The metabolic response to severe head injury.
Head-injured patients had a metabolic response similar to that reported for patients with burns of 20% to 40% of the body surface, and required replacement of 161% to 240% of RME with enterally administered formula.
Metabolic and nutritional sequelae in the non-steroid treated head injury patient.
Head injury induces a profound traumatic response identified by increased energy expenditure, a negative nitrogen balance, weight loss, hypoalbuminemia, and altered substrate oxidation, which seems to be caused by the head injury alone.
Nutritional Considerations in the Patient with Disabling Brain Disease
Increased nutritional requirements are now recognized as the typical sequellae of head injury, and selective nutritional therapies involving the branched chain amino acids may reduce the attrition of the body cell mass seen in head injury patients.
Enteral hyperalimentation in head injury.
It is demonstrated that high caloric and protein feedings may be delivered for prolonged periods enterally for most patients in the acute phase of head injury with few metabolic complications, and that increasing the nitrogen content of feedings from 14% to 22% may somewhat improve nitrogen retention, although nitrogen equilibrium is seldom achieved.
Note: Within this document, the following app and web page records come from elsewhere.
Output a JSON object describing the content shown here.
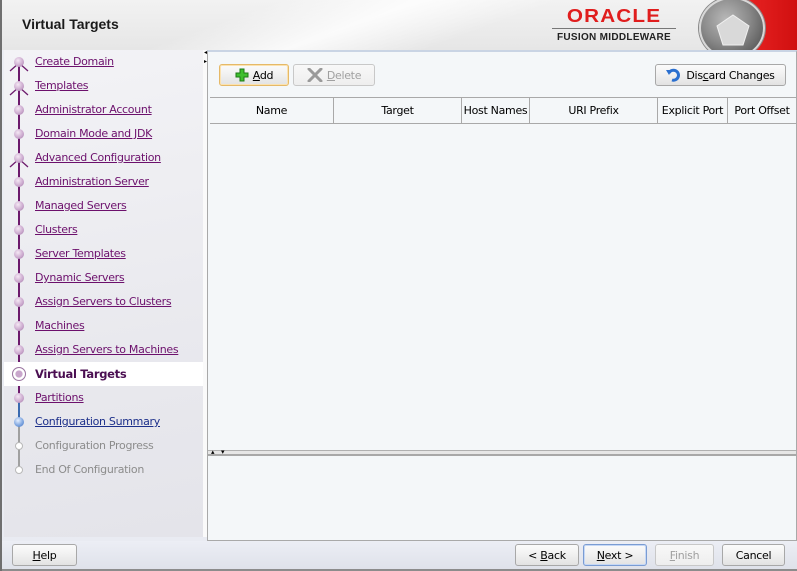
{
  "header": {
    "title": "Virtual Targets",
    "brand_name": "ORACLE",
    "brand_product": "FUSION MIDDLEWARE"
  },
  "nav": {
    "items": [
      {
        "label": "Create Domain",
        "state": "done",
        "fork": true
      },
      {
        "label": "Templates",
        "state": "done",
        "fork": true
      },
      {
        "label": "Administrator Account",
        "state": "done",
        "fork": false
      },
      {
        "label": "Domain Mode and JDK",
        "state": "done",
        "fork": false
      },
      {
        "label": "Advanced Configuration",
        "state": "done",
        "fork": true
      },
      {
        "label": "Administration Server",
        "state": "done",
        "fork": false
      },
      {
        "label": "Managed Servers",
        "state": "done",
        "fork": false
      },
      {
        "label": "Clusters",
        "state": "done",
        "fork": false
      },
      {
        "label": "Server Templates",
        "state": "done",
        "fork": false
      },
      {
        "label": "Dynamic Servers",
        "state": "done",
        "fork": false
      },
      {
        "label": "Assign Servers to Clusters",
        "state": "done",
        "fork": false
      },
      {
        "label": "Machines",
        "state": "done",
        "fork": false
      },
      {
        "label": "Assign Servers to Machines",
        "state": "done",
        "fork": false
      },
      {
        "label": "Virtual Targets",
        "state": "current",
        "fork": false
      },
      {
        "label": "Partitions",
        "state": "done",
        "fork": false
      },
      {
        "label": "Configuration Summary",
        "state": "next",
        "fork": false
      },
      {
        "label": "Configuration Progress",
        "state": "pending",
        "fork": false
      },
      {
        "label": "End Of Configuration",
        "state": "pending",
        "fork": false
      }
    ]
  },
  "toolbar": {
    "add_label": "Add",
    "add_mnemonic": "A",
    "delete_label": "Delete",
    "delete_mnemonic": "D",
    "discard_label": "Discard Changes",
    "discard_pre": "Dis",
    "discard_mnemonic": "c",
    "discard_post": "ard Changes"
  },
  "table": {
    "columns": [
      "Name",
      "Target",
      "Host Names",
      "URI Prefix",
      "Explicit Port",
      "Port Offset"
    ],
    "rows": []
  },
  "footer": {
    "help_label": "Help",
    "back_label": "< Back",
    "next_label": "Next >",
    "finish_label": "Finish",
    "cancel_label": "Cancel"
  },
  "colors": {
    "brand_red": "#e01d1d",
    "nav_link": "#6c106c",
    "nav_next": "#1c2f8a",
    "nav_pending": "#8c8c8c",
    "focus_border": "#e5b968"
  }
}
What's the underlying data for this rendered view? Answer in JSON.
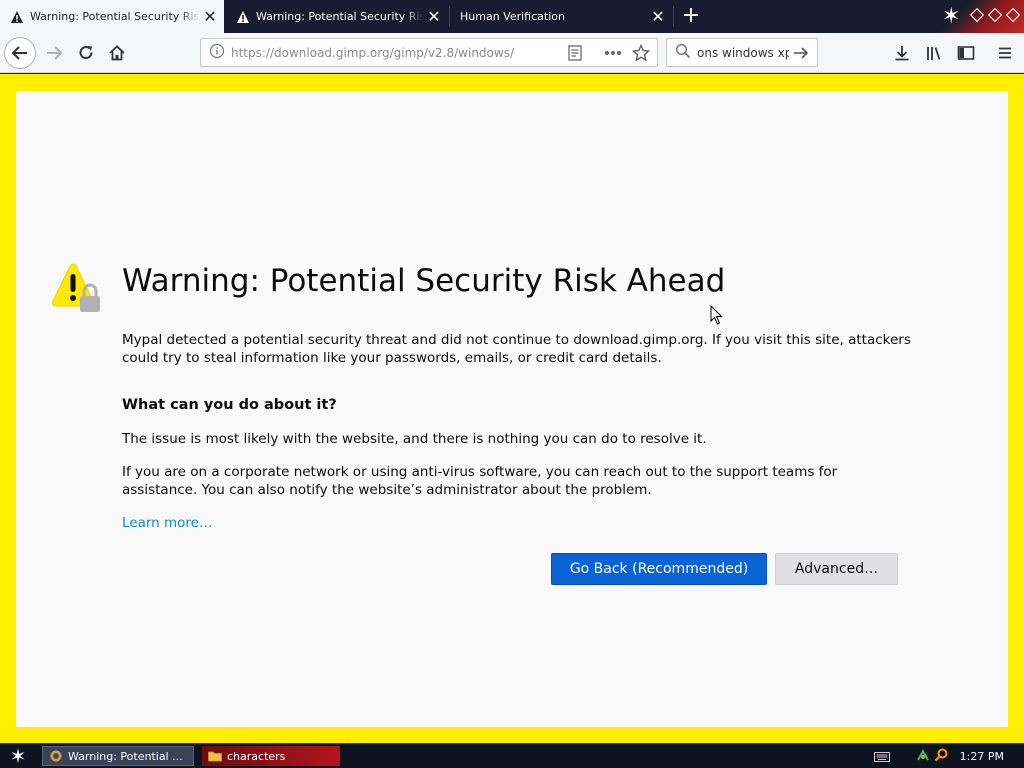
{
  "tabs": [
    {
      "title": "Warning: Potential Security Risk Ahead",
      "active": true,
      "icon": "warning-icon"
    },
    {
      "title": "Warning: Potential Security Risk Ahead",
      "active": false,
      "icon": "warning-icon"
    },
    {
      "title": "Human Verification",
      "active": false,
      "icon": ""
    }
  ],
  "navbar": {
    "url": "https://download.gimp.org/gimp/v2.8/windows/",
    "search_value": "ons windows xp"
  },
  "page": {
    "title": "Warning: Potential Security Risk Ahead",
    "intro": "Mypal detected a potential security threat and did not continue to download.gimp.org. If you visit this site, attackers could try to steal information like your passwords, emails, or credit card details.",
    "subheading": "What can you do about it?",
    "para1": "The issue is most likely with the website, and there is nothing you can do to resolve it.",
    "para2": "If you are on a corporate network or using anti-virus software, you can reach out to the support teams for assistance. You can also notify the website’s administrator about the problem.",
    "learn_more": "Learn more…",
    "go_back_label": "Go Back (Recommended)",
    "advanced_label": "Advanced…"
  },
  "taskbar": {
    "tasks": [
      {
        "label": "Warning: Potential ...",
        "icon": "firefox-icon"
      },
      {
        "label": "characters",
        "icon": "folder-icon"
      }
    ],
    "clock": "1:27 PM"
  },
  "colors": {
    "frame_yellow": "#ffee00",
    "primary_button": "#0a64d8",
    "link": "#0a8dd9",
    "warning_yellow": "#ffe900"
  }
}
Nutritional support and neurotrauma: a critical review of early nutrition in forty-five acute head injury patients.
The exaggerated nitrogen excretion experienced by patients fed large nitrogen loads illustrates a problem in achieving nitrogen equilibrium in acute head injured patients.
Measurement of metabolism in multiple organ failure.
Respirometry and indirect calorimetry are helpful for management and essential for nutritional research in critically ill patients and in patients with large caloric deficits.
High protein enteral feedings: a means of achieving positive nitrogen balance in head injured patients.
Data indicate that once enteral formulas are tolerated high nitrogen regimens are required to achieve positive nitrogen balance in acute severe head injury patients.
The Weir formula may be utilized for all practical purposes in lieu of the tables, permitting elimination of the RQ correction factor, and thus simplifying the estimation of the energy cost of activity.